### WORK INSTRUCTIONS
Filter the data for "fusion" and copy matching lines.
========================================================================
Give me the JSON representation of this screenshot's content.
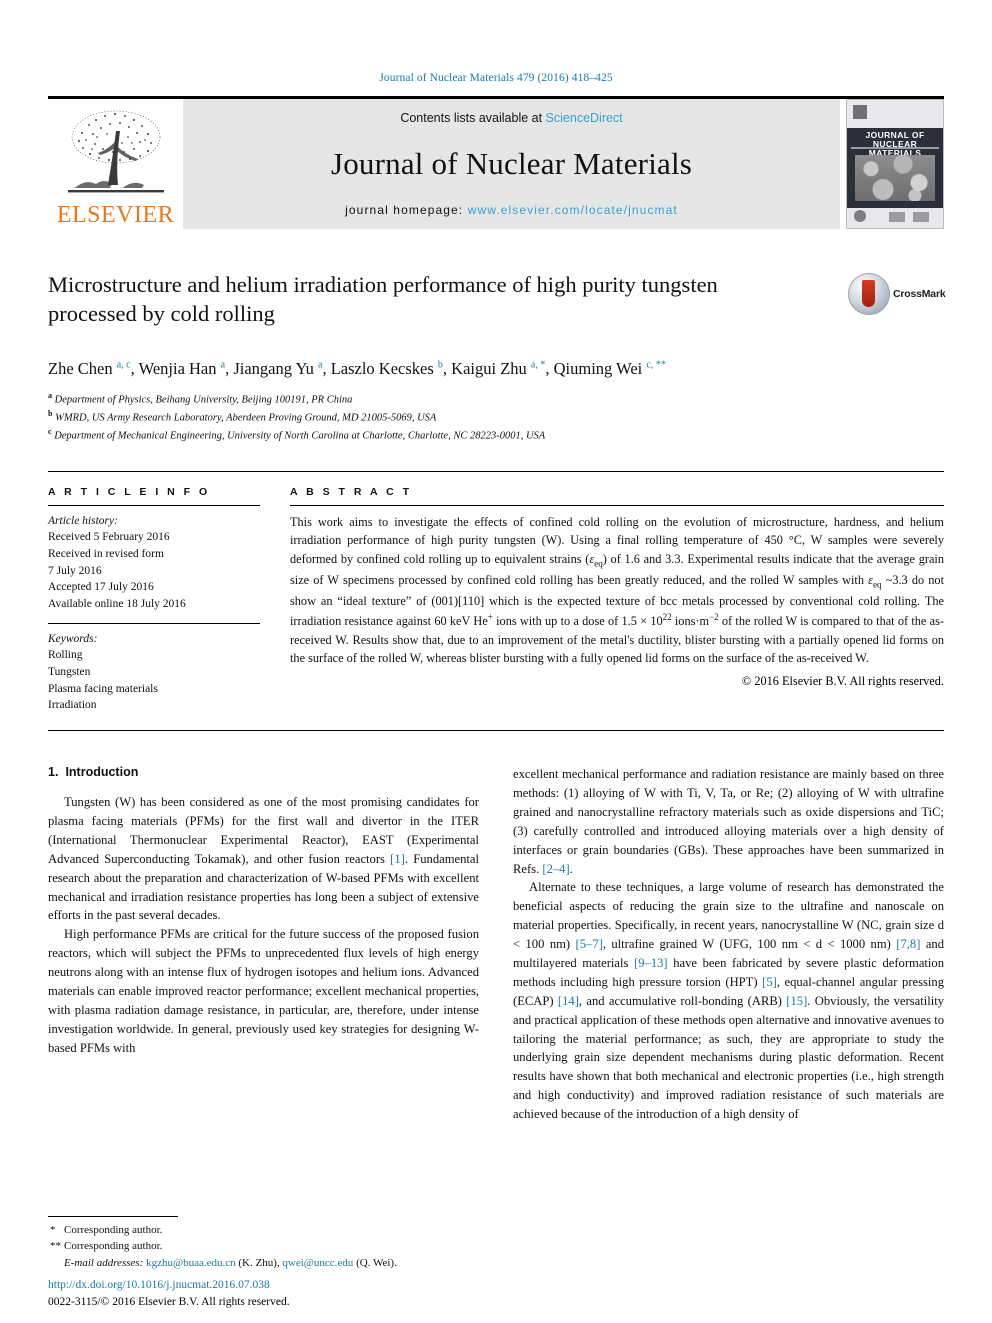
{
  "running_head": "Journal of Nuclear Materials 479 (2016) 418–425",
  "masthead": {
    "publisher": "ELSEVIER",
    "contents_prefix": "Contents lists available at ",
    "contents_link": "ScienceDirect",
    "journal_title": "Journal of Nuclear Materials",
    "homepage_prefix": "journal homepage: ",
    "homepage_url": "www.elsevier.com/locate/jnucmat",
    "cover": {
      "line1": "JOURNAL OF",
      "line2": "NUCLEAR MATERIALS"
    }
  },
  "article": {
    "title": "Microstructure and helium irradiation performance of high purity tungsten processed by cold rolling",
    "crossmark_label": "CrossMark",
    "authors_html": "Zhe Chen <sup>a, c</sup>, Wenjia Han <sup>a</sup>, Jiangang Yu <sup>a</sup>, Laszlo Kecskes <sup>b</sup>, Kaigui Zhu <sup>a, *</sup>, Qiuming Wei <sup>c, **</sup>",
    "affiliations": [
      {
        "mark": "a",
        "text": "Department of Physics, Beihang University, Beijing 100191, PR China"
      },
      {
        "mark": "b",
        "text": "WMRD, US Army Research Laboratory, Aberdeen Proving Ground, MD 21005-5069, USA"
      },
      {
        "mark": "c",
        "text": "Department of Mechanical Engineering, University of North Carolina at Charlotte, Charlotte, NC 28223-0001, USA"
      }
    ]
  },
  "article_info": {
    "heading": "A R T I C L E  I N F O",
    "history_label": "Article history:",
    "history": [
      "Received 5 February 2016",
      "Received in revised form",
      "7 July 2016",
      "Accepted 17 July 2016",
      "Available online 18 July 2016"
    ],
    "keywords_label": "Keywords:",
    "keywords": [
      "Rolling",
      "Tungsten",
      "Plasma facing materials",
      "Irradiation"
    ]
  },
  "abstract": {
    "heading": "A B S T R A C T",
    "html": "This work aims to investigate the effects of confined cold rolling on the evolution of microstructure, hardness, and helium irradiation performance of high purity tungsten (W). Using a final rolling temperature of 450 &deg;C, W samples were severely deformed by confined cold rolling up to equivalent strains (<i>&epsilon;</i><sub>eq</sub>) of 1.6 and 3.3. Experimental results indicate that the average grain size of W specimens processed by confined cold rolling has been greatly reduced, and the rolled W samples with <i>&epsilon;</i><sub>eq</sub> ~3.3 do not show an “ideal texture” of (001)[110] which is the expected texture of bcc metals processed by conventional cold rolling. The irradiation resistance against 60 keV He<sup>+</sup> ions with up to a dose of 1.5 &times; 10<sup>22</sup> ions&middot;m<sup>&minus;2</sup> of the rolled W is compared to that of the as-received W. Results show that, due to an improvement of the metal's ductility, blister bursting with a partially opened lid forms on the surface of the rolled W, whereas blister bursting with a fully opened lid forms on the surface of the as-received W.",
    "copyright": "© 2016 Elsevier B.V. All rights reserved."
  },
  "introduction": {
    "number": "1.",
    "title": "Introduction",
    "left_paragraphs_html": [
      "Tungsten (W) has been considered as one of the most promising candidates for plasma facing materials (PFMs) for the first wall and divertor in the ITER (International Thermonuclear Experimental Reactor), EAST (Experimental Advanced Superconducting Tokamak), and other fusion reactors <span class=\"ref\">[1]</span>. Fundamental research about the preparation and characterization of W-based PFMs with excellent mechanical and irradiation resistance properties has long been a subject of extensive efforts in the past several decades.",
      "High performance PFMs are critical for the future success of the proposed fusion reactors, which will subject the PFMs to unprecedented flux levels of high energy neutrons along with an intense flux of hydrogen isotopes and helium ions. Advanced materials can enable improved reactor performance; excellent mechanical properties, with plasma radiation damage resistance, in particular, are, therefore, under intense investigation worldwide. In general, previously used key strategies for designing W-based PFMs with"
    ],
    "right_paragraphs_html": [
      "excellent mechanical performance and radiation resistance are mainly based on three methods: (1) alloying of W with Ti, V, Ta, or Re; (2) alloying of W with ultrafine grained and nanocrystalline refractory materials such as oxide dispersions and TiC; (3) carefully controlled and introduced alloying materials over a high density of interfaces or grain boundaries (GBs). These approaches have been summarized in Refs. <span class=\"ref\">[2&ndash;4]</span>.",
      "Alternate to these techniques, a large volume of research has demonstrated the beneficial aspects of reducing the grain size to the ultrafine and nanoscale on material properties. Specifically, in recent years, nanocrystalline W (NC, grain size d &lt; 100 nm) <span class=\"ref\">[5&ndash;7]</span>, ultrafine grained W (UFG, 100 nm &lt; d &lt; 1000 nm) <span class=\"ref\">[7,8]</span> and multilayered materials <span class=\"ref\">[9&ndash;13]</span> have been fabricated by severe plastic deformation methods including high pressure torsion (HPT) <span class=\"ref\">[5]</span>, equal-channel angular pressing (ECAP) <span class=\"ref\">[14]</span>, and accumulative roll-bonding (ARB) <span class=\"ref\">[15]</span>. Obviously, the versatility and practical application of these methods open alternative and innovative avenues to tailoring the material performance; as such, they are appropriate to study the underlying grain size dependent mechanisms during plastic deformation. Recent results have shown that both mechanical and electronic properties (i.e., high strength and high conductivity) and improved radiation resistance of such materials are achieved because of the introduction of a high density of"
    ]
  },
  "footnotes": {
    "corresponding_1": "Corresponding author.",
    "corresponding_2": "Corresponding author.",
    "email_label": "E-mail addresses:",
    "email_1": "kgzhu@buaa.edu.cn",
    "email_1_name": "(K. Zhu),",
    "email_2": "qwei@uncc.edu",
    "email_2_name": "(Q. Wei)."
  },
  "footer": {
    "doi": "http://dx.doi.org/10.1016/j.jnucmat.2016.07.038",
    "issn_line": "0022-3115/© 2016 Elsevier B.V. All rights reserved."
  },
  "colors": {
    "link": "#1a7aa8",
    "sciencedirect": "#3aa0d1",
    "elsevier_orange": "#E87722",
    "masthead_bg": "#e6e6e6"
  }
}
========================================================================
### SOLUTION TO THE PROBLEM
      "Tungsten (W) has been considered as one of the most promising candidates for plasma facing materials (PFMs) for the first wall and divertor in the ITER (International Thermonuclear Experimental Reactor), EAST (Experimental Advanced Superconducting Tokamak), and other fusion reactors <span class=\"ref\">[1]</span>. Fundamental research about the preparation and characterization of W-based PFMs with excellent mechanical and irradiation resistance properties has long been a subject of extensive efforts in the past several decades.",
      "High performance PFMs are critical for the future success of the proposed fusion reactors, which will subject the PFMs to unprecedented flux levels of high energy neutrons along with an intense flux of hydrogen isotopes and helium ions. Advanced materials can enable improved reactor performance; excellent mechanical properties, with plasma radiation damage resistance, in particular, are, therefore, under intense investigation worldwide. In general, previously used key strategies for designing W-based PFMs with"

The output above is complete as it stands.